* [Work required]:
A faithful copy of every record is needed here. Images must not appear in it.

Information supplied START

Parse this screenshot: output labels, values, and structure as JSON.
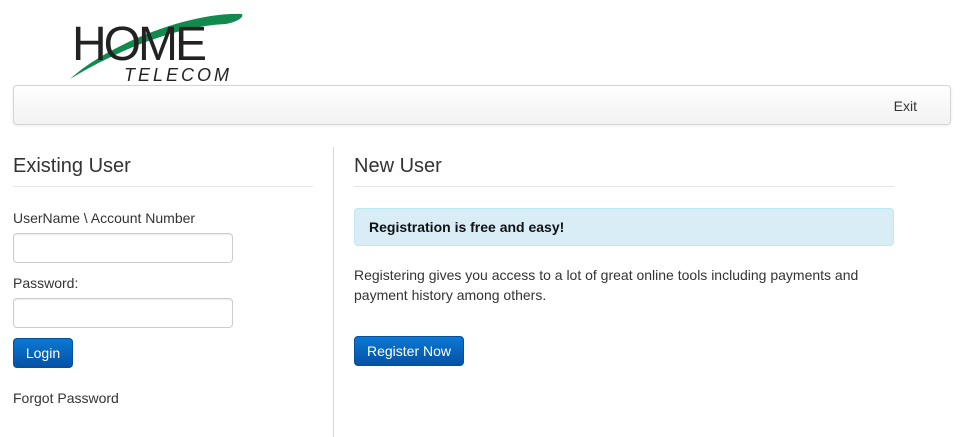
{
  "logo": {
    "line1": "HOME",
    "line2": "TELECOM",
    "brand_dark": "#222222",
    "brand_green": "#128a4d"
  },
  "navbar": {
    "exit_label": "Exit"
  },
  "existing_user": {
    "title": "Existing User",
    "username_label": "UserName \\ Account Number",
    "username_value": "",
    "password_label": "Password:",
    "password_value": "",
    "login_label": "Login",
    "forgot_label": "Forgot Password"
  },
  "new_user": {
    "title": "New User",
    "alert_text": "Registration is free and easy!",
    "description": "Registering gives you access to a lot of great online tools including payments and payment history among others.",
    "register_label": "Register Now"
  },
  "colors": {
    "primary_button": "#0765bd",
    "alert_bg": "#d9edf7",
    "alert_border": "#bce8f1"
  }
}
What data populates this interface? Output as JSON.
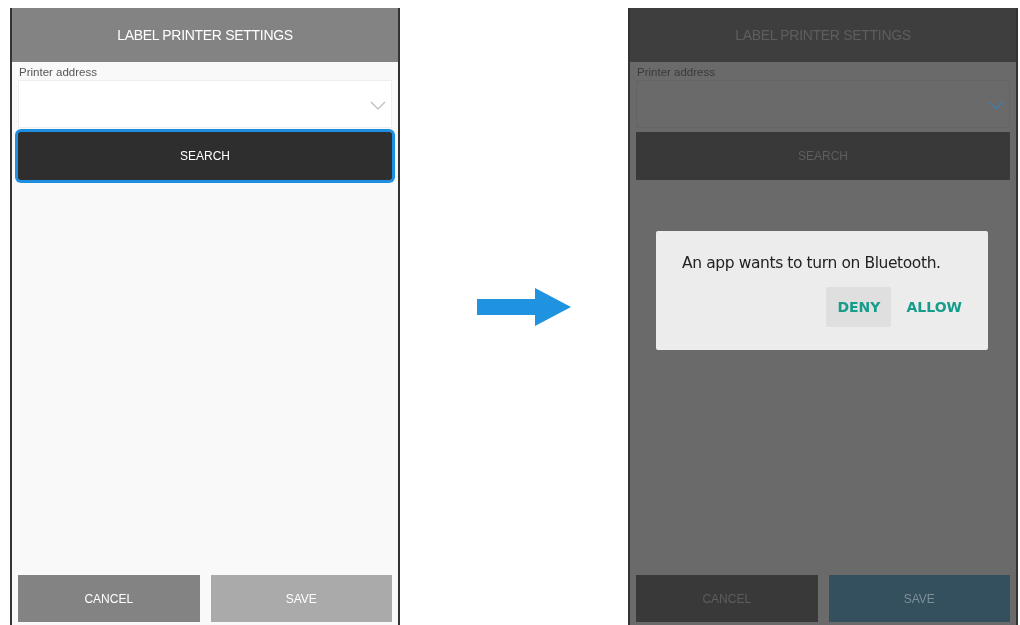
{
  "screens": [
    {
      "dimmed": false,
      "title": "LABEL PRINTER SETTINGS",
      "field_label": "Printer address",
      "search": {
        "label": "SEARCH",
        "focused": true
      },
      "buttons": [
        {
          "label": "CANCEL",
          "kind": "cancel",
          "disabled": false
        },
        {
          "label": "SAVE",
          "kind": "save",
          "disabled": true
        }
      ]
    },
    {
      "dimmed": true,
      "title": "LABEL PRINTER SETTINGS",
      "field_label": "Printer address",
      "search": {
        "label": "SEARCH",
        "focused": false
      },
      "buttons": [
        {
          "label": "CANCEL",
          "kind": "cancel",
          "disabled": false
        },
        {
          "label": "SAVE",
          "kind": "save",
          "disabled": false
        }
      ],
      "dialog": {
        "message": "An app wants to turn on Bluetooth.",
        "actions": [
          {
            "label": "DENY",
            "selected": true
          },
          {
            "label": "ALLOW",
            "selected": false
          }
        ]
      }
    }
  ]
}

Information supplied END

* [Your response]:
Parse this screenshot: output labels, values, and structure as JSON.
{
  "logo": {
    "line1": "HOME",
    "line2": "TELECOM",
    "brand_dark": "#222222",
    "brand_green": "#128a4d"
  },
  "navbar": {
    "exit_label": "Exit"
  },
  "existing_user": {
    "title": "Existing User",
    "username_label": "UserName \\ Account Number",
    "username_value": "",
    "password_label": "Password:",
    "password_value": "",
    "login_label": "Login",
    "forgot_label": "Forgot Password"
  },
  "new_user": {
    "title": "New User",
    "alert_text": "Registration is free and easy!",
    "description": "Registering gives you access to a lot of great online tools including payments and payment history among others.",
    "register_label": "Register Now"
  },
  "colors": {
    "primary_button": "#0765bd",
    "alert_bg": "#d9edf7",
    "alert_border": "#bce8f1"
  }
}
What data populates this interface? Output as JSON.
{
  "screens": [
    {
      "dimmed": false,
      "title": "LABEL PRINTER SETTINGS",
      "field_label": "Printer address",
      "search": {
        "label": "SEARCH",
        "focused": true
      },
      "buttons": [
        {
          "label": "CANCEL",
          "kind": "cancel",
          "disabled": false
        },
        {
          "label": "SAVE",
          "kind": "save",
          "disabled": true
        }
      ]
    },
    {
      "dimmed": true,
      "title": "LABEL PRINTER SETTINGS",
      "field_label": "Printer address",
      "search": {
        "label": "SEARCH",
        "focused": false
      },
      "buttons": [
        {
          "label": "CANCEL",
          "kind": "cancel",
          "disabled": false
        },
        {
          "label": "SAVE",
          "kind": "save",
          "disabled": false
        }
      ],
      "dialog": {
        "message": "An app wants to turn on Bluetooth.",
        "actions": [
          {
            "label": "DENY",
            "selected": true
          },
          {
            "label": "ALLOW",
            "selected": false
          }
        ]
      }
    }
  ]
}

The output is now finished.